The new seat of the European Central Bank in Ostend had been completed in the meantime and although there was still scaffolding and some structures under construction in the Rรถmer plaza and my memory of it wasn’t exactly photographic (the new addition is the right-most Goldene Waage, the Golden Scale) but it was a pleasant afternoon out in the sunny square.
Learning about the extent of the project and what was still left to do we were curious to see more but were a bit disincentivised due to the fact that just beyond there was a rather complex series of protests and counter-demonstrations going on that involved a right-leaning group trying to appropriate and rebrand a 1953 East German uprising and general strike (der Aufstand vom 17. Juni 1953) against working conditions under the Communist government which was violently suppressed and commemorated in the West as a national holiday observed until reunification as an excuse to rail against immigration policies.

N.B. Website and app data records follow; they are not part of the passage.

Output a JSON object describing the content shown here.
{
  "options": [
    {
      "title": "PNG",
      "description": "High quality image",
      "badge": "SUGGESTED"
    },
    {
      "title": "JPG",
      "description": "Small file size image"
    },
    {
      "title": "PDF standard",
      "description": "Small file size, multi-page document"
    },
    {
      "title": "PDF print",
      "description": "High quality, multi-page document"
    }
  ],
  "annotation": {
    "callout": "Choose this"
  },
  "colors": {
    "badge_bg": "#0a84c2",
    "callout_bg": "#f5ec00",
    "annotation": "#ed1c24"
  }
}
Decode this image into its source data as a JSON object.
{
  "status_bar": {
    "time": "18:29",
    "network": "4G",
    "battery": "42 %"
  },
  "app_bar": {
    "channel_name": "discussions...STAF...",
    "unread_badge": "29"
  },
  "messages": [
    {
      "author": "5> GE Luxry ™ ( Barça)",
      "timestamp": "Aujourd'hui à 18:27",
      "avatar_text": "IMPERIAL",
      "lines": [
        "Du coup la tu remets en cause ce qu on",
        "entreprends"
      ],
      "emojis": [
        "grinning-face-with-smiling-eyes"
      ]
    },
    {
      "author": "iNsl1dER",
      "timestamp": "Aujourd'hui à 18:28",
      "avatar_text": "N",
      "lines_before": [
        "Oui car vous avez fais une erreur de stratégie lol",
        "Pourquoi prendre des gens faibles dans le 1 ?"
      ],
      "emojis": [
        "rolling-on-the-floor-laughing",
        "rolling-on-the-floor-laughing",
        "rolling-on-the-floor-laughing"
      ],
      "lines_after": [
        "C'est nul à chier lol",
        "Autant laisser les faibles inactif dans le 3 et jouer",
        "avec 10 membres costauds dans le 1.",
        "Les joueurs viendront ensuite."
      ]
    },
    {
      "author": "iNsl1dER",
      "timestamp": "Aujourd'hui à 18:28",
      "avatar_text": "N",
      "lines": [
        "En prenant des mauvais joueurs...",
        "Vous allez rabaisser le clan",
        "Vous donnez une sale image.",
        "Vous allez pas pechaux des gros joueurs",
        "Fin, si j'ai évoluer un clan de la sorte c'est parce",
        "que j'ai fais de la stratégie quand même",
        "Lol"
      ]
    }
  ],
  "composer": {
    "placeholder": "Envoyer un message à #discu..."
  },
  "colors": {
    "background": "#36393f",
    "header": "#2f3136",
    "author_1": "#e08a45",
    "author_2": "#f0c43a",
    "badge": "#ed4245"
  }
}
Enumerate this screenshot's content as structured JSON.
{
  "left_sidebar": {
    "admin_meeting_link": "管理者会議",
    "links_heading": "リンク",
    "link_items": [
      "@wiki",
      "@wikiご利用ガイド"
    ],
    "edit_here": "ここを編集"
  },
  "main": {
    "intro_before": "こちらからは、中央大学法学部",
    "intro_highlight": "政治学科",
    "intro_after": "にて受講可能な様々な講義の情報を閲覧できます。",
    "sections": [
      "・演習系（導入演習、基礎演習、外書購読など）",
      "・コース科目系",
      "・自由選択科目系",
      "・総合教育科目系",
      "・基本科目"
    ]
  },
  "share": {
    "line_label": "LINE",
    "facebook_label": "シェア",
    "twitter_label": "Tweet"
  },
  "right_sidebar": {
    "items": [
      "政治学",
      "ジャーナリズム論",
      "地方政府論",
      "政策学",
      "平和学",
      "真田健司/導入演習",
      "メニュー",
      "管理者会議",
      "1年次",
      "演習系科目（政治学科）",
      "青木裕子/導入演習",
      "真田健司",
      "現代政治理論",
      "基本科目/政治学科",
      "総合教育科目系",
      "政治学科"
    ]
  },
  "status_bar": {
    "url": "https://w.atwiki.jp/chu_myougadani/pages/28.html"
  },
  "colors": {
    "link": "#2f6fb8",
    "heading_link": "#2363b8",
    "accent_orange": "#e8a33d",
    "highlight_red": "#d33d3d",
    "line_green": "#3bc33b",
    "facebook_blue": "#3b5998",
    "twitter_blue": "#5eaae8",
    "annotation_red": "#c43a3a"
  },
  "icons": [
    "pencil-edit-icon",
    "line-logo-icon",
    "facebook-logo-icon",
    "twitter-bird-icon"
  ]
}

Counter-demonstrators, however, eclipsed members of the Bรผrgerbรผndnis (the anti-Islamification group)—which in turn was equally obscured by a police presence which happily was not pressed into service. We’ll return when there’s more time and space for exploration.